**Task instructions**
Search each line below for "Diameter", then return the lines where it appears.

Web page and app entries
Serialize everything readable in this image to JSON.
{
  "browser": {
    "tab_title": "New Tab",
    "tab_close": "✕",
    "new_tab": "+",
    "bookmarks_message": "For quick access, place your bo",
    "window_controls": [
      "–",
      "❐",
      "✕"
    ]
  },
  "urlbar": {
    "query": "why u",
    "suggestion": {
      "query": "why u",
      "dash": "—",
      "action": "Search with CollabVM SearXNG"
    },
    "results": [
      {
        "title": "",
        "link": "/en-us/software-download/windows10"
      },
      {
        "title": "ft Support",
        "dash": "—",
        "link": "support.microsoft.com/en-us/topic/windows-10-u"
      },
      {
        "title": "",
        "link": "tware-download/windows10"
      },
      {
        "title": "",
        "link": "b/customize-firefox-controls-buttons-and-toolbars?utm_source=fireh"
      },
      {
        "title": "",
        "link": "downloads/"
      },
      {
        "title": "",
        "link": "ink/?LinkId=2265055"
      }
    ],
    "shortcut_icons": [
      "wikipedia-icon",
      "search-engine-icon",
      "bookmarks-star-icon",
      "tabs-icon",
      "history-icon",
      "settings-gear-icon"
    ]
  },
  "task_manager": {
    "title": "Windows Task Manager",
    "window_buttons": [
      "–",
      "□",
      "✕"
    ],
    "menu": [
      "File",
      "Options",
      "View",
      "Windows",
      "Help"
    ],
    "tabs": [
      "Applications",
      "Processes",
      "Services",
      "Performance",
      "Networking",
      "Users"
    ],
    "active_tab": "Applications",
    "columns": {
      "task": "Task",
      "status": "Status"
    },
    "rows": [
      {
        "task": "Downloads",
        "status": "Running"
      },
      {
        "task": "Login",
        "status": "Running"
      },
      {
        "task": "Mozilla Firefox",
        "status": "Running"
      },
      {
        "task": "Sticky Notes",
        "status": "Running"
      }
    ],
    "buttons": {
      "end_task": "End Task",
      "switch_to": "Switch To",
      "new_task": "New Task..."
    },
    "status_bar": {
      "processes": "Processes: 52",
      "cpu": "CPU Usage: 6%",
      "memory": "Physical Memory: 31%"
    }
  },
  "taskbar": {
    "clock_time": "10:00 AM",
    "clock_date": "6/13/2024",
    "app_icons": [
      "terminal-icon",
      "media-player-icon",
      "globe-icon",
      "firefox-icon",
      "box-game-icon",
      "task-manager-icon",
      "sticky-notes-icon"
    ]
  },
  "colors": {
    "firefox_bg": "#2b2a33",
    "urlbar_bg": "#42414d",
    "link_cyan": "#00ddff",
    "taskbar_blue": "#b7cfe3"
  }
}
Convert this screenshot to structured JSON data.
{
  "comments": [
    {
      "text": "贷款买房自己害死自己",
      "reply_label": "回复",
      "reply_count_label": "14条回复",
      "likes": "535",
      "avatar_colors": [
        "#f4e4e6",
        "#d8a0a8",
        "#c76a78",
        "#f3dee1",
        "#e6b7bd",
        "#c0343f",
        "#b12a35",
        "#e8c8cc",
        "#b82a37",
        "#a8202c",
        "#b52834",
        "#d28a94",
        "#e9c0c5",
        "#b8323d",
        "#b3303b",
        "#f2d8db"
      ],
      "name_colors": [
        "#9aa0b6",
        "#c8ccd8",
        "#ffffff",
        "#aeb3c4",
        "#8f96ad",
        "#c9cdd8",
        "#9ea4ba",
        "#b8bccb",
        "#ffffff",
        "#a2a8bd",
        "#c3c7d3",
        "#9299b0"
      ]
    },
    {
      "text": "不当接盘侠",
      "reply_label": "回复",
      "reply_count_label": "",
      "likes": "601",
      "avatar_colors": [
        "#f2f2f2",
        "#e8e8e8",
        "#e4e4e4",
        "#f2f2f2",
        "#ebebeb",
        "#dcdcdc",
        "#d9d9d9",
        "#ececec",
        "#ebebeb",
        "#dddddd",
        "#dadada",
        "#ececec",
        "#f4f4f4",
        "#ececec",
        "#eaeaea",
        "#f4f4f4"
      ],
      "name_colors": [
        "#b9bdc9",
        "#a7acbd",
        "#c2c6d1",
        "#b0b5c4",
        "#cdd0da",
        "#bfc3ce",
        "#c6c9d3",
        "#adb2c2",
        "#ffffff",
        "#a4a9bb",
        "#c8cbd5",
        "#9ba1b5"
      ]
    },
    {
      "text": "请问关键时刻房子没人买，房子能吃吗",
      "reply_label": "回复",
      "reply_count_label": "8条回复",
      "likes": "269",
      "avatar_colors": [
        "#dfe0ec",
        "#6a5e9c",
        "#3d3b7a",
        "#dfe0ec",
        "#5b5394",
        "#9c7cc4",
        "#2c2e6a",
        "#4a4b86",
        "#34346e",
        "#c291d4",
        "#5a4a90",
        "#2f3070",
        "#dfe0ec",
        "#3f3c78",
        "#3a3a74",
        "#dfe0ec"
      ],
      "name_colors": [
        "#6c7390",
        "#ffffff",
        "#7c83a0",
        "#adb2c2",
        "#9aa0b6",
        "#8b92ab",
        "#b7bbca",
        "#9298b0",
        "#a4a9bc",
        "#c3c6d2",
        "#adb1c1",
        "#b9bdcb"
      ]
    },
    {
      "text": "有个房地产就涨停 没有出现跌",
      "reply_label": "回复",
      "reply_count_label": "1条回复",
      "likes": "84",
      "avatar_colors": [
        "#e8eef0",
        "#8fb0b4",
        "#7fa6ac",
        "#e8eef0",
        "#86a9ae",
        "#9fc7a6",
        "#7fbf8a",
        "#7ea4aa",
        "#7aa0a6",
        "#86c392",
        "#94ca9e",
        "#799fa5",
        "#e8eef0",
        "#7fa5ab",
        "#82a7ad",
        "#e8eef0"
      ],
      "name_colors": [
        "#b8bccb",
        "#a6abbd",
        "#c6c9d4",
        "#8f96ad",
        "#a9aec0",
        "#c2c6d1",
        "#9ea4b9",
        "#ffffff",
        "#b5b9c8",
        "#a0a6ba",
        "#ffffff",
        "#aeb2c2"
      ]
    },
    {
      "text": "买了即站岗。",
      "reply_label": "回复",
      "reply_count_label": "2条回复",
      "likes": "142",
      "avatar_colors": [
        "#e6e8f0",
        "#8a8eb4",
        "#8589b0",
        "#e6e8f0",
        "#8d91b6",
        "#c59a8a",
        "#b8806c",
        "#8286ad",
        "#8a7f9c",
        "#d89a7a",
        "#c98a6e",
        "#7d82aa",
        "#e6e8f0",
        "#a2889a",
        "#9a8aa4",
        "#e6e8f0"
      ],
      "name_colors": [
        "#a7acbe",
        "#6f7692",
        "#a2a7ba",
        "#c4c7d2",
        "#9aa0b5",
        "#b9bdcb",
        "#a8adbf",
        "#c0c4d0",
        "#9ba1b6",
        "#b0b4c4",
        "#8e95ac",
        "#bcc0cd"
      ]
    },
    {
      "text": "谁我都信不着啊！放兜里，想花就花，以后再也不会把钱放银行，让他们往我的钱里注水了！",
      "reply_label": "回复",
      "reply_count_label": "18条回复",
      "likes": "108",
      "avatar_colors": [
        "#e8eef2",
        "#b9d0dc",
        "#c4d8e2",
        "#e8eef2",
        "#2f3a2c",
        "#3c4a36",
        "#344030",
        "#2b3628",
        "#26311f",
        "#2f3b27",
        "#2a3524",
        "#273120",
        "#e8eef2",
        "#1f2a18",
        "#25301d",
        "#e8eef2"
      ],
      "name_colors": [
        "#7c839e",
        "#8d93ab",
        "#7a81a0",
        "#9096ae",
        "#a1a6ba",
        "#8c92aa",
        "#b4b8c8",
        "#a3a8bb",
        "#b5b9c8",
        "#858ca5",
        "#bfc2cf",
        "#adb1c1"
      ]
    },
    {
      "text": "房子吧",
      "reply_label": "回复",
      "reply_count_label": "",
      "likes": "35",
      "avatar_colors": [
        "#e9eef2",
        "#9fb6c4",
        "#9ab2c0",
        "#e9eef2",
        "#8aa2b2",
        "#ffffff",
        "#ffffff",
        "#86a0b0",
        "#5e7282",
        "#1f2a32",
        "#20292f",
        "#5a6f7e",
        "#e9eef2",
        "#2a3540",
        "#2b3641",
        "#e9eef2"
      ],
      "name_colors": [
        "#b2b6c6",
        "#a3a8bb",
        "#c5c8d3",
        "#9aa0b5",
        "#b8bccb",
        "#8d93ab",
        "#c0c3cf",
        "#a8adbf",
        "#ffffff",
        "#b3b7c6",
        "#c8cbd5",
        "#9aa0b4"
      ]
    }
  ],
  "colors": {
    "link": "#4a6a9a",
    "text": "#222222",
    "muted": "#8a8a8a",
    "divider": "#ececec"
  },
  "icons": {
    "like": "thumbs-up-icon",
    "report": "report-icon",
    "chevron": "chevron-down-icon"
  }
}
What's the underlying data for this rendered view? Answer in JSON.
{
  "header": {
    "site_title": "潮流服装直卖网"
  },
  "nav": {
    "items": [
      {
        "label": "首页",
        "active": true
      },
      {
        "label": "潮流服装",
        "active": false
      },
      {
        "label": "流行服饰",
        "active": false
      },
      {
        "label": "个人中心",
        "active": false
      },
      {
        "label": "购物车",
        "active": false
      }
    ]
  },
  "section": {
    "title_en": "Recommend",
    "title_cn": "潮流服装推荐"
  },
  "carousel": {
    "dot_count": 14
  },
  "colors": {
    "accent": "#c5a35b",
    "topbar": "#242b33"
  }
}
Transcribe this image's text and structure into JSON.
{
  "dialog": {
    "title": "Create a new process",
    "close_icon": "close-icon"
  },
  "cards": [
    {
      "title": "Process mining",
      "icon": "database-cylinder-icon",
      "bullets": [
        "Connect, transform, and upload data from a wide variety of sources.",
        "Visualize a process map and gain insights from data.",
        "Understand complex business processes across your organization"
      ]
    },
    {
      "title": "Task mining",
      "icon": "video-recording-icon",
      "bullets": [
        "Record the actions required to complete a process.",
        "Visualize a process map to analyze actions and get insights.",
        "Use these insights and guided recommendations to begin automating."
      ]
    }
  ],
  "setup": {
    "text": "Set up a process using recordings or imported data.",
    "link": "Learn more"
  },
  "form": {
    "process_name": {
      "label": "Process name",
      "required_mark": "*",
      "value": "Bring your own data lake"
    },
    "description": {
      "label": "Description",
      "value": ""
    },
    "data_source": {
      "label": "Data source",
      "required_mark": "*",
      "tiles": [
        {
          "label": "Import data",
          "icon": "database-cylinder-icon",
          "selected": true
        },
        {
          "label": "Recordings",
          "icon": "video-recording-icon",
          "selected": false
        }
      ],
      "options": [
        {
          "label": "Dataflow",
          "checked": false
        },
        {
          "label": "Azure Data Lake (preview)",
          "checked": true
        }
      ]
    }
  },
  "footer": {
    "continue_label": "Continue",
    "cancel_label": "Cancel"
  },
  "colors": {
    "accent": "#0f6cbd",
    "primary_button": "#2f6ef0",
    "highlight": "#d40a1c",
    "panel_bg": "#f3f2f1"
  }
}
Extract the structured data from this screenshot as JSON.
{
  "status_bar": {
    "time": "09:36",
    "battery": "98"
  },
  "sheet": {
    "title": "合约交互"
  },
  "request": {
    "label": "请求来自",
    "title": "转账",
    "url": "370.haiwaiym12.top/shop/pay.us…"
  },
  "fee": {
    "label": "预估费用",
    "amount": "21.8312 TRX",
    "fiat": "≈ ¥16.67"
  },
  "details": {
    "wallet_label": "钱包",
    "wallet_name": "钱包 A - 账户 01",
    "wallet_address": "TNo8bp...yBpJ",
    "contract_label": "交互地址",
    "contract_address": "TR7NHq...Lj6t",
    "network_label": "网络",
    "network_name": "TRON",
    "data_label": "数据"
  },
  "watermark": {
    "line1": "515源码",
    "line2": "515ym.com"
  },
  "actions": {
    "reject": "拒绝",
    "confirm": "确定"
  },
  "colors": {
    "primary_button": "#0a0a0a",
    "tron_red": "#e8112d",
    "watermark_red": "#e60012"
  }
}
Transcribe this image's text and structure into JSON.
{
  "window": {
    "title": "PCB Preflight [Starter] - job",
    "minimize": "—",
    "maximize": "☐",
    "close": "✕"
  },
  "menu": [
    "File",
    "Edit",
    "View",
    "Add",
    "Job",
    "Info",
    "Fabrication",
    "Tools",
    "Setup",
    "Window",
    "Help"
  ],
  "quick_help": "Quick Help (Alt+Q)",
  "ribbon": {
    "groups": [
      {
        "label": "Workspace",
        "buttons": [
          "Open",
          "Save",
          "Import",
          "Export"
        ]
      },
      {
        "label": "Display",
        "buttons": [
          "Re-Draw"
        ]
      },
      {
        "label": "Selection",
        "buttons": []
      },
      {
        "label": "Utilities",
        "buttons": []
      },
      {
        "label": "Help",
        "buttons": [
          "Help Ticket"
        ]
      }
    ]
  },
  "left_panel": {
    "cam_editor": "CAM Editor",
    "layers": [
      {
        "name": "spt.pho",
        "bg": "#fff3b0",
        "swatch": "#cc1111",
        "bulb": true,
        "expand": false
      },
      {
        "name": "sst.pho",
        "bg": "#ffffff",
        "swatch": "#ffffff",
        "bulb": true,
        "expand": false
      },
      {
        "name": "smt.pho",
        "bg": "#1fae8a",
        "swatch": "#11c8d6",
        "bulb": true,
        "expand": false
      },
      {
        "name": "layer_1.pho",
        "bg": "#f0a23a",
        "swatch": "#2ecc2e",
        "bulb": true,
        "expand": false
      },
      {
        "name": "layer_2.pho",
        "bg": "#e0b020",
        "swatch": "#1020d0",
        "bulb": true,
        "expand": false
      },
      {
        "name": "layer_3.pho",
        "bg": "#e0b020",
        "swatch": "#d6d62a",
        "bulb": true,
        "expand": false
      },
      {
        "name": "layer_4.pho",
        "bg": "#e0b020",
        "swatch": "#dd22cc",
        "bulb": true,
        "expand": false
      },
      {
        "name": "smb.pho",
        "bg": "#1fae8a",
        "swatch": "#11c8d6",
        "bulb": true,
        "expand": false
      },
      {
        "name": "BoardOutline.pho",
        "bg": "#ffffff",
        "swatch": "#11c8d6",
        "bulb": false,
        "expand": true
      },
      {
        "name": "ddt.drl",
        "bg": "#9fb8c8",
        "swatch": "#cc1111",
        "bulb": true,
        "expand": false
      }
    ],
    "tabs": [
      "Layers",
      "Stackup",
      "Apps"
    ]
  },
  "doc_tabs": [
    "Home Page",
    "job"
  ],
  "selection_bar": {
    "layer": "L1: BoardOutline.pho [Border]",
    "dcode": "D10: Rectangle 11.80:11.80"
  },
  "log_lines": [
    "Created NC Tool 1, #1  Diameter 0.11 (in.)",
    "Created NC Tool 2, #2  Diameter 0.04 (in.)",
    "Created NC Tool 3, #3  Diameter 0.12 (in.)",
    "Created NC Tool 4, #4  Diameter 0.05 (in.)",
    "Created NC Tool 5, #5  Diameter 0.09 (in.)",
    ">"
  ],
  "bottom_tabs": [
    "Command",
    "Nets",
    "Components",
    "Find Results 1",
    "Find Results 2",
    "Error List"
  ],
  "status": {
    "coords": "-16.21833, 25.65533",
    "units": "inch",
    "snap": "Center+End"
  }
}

**Solution to the exercise**
    "Created NC Tool 1, #1  Diameter 0.11 (in.)",
    "Created NC Tool 2, #2  Diameter 0.04 (in.)",
    "Created NC Tool 3, #3  Diameter 0.12 (in.)",
    "Created NC Tool 4, #4  Diameter 0.05 (in.)",
    "Created NC Tool 5, #5  Diameter 0.09 (in.)",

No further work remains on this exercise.